$ bsdtar -a -cf sensitive.zip --options zip:encryption=aes256 sensitive.txt

You can replace aes256 with aes128, or you can fall back to zipcrypt for traditional (weak) ZipCrypto.

The command will prompt you for a password. Send the password to the recipient via a side channel.

4.3. PDF encryption

PDF also has a feature to encrypt documents. This feature is somewhat entangled with the poorly designed “permissions” system of yesteryear (e.g. permission to print, etc). However, when configured properly, the entire document is encrypted. Furthermore, PDF 1.6 uses AES-128, and PDF 1.7 uses AES-256 (according to Adobe). So, the encryption is pretty good, and documents can be decrypted by any PDF reader.

On Linux, you can encrypt a PDF with Ghostscript.

$ gs -sDEVICE=pdfwrite -dBATCH -dNOPAUSE -sOwnerPassword=balloons -sUserPassword=balloons -sOutputFile=sensitive.pdf sensitive-enc.pdf

(Of course, you probably want to pick a better password than ‘balloons’. Also, send the password to the recipient via a side channel.)

As of ghostscript 9.26, this command outputs a PDF 1.7 document, so AES-256 is used.

Make sure you set both the owner password and the user password to the same string. The dichotomy is an artifact from the era of bad PDF protection. What is important now is that both values are set and equal.

Once you are happy with the encryption, safely destruct the plaintext copy by writing random data to it.

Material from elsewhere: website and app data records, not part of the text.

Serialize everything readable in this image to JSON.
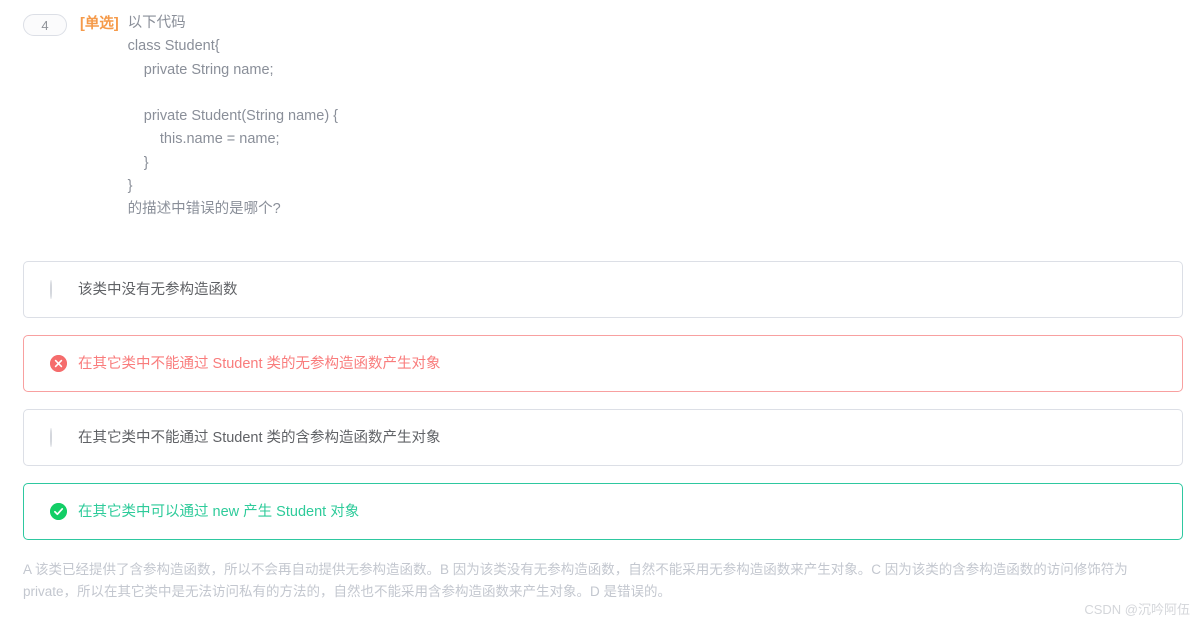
{
  "question": {
    "number": "4",
    "type_label": "[单选]",
    "title": "以下代码",
    "code": "class Student{\n    private String name;\n\n    private Student(String name) {\n        this.name = name;\n    }\n}",
    "tail": "的描述中错误的是哪个?"
  },
  "options": [
    {
      "icon": "radio-unselected-icon",
      "state": "normal",
      "label": "该类中没有无参构造函数"
    },
    {
      "icon": "circle-x-icon",
      "state": "wrong",
      "label": "在其它类中不能通过 Student 类的无参构造函数产生对象"
    },
    {
      "icon": "radio-unselected-icon",
      "state": "normal",
      "label": "在其它类中不能通过 Student 类的含参构造函数产生对象"
    },
    {
      "icon": "circle-check-icon",
      "state": "right",
      "label": "在其它类中可以通过 new 产生 Student 对象"
    }
  ],
  "explanation": "A 该类已经提供了含参构造函数，所以不会再自动提供无参构造函数。B 因为该类没有无参构造函数，自然不能采用无参构造函数来产生对象。C 因为该类的含参构造函数的访问修饰符为 private，所以在其它类中是无法访问私有的方法的，自然也不能采用含参构造函数来产生对象。D 是错误的。",
  "watermark": "CSDN @沉吟阿伍",
  "colors": {
    "accent_orange": "#f59a4a",
    "wrong_red": "#f56c6c",
    "right_green": "#13ce66",
    "text_grey": "#8a8f99",
    "border_grey": "#dcdfe6",
    "explanation_grey": "#c3c7cf"
  }
}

$ shred sensitive.pdf
$ mv sensitive-enc.pdf sensitive.pdf

5. Conclusion

There you have it! This is the “poor man’s guide” to encryption. These are a few ways to send a file securely such that users on other operating systems can decrypt the file.

6. Contact Me

Questions? Comments? If you have a clever encryption trick stronger than an Ovaltine decoder ring, I would love to hear about it. Contact me.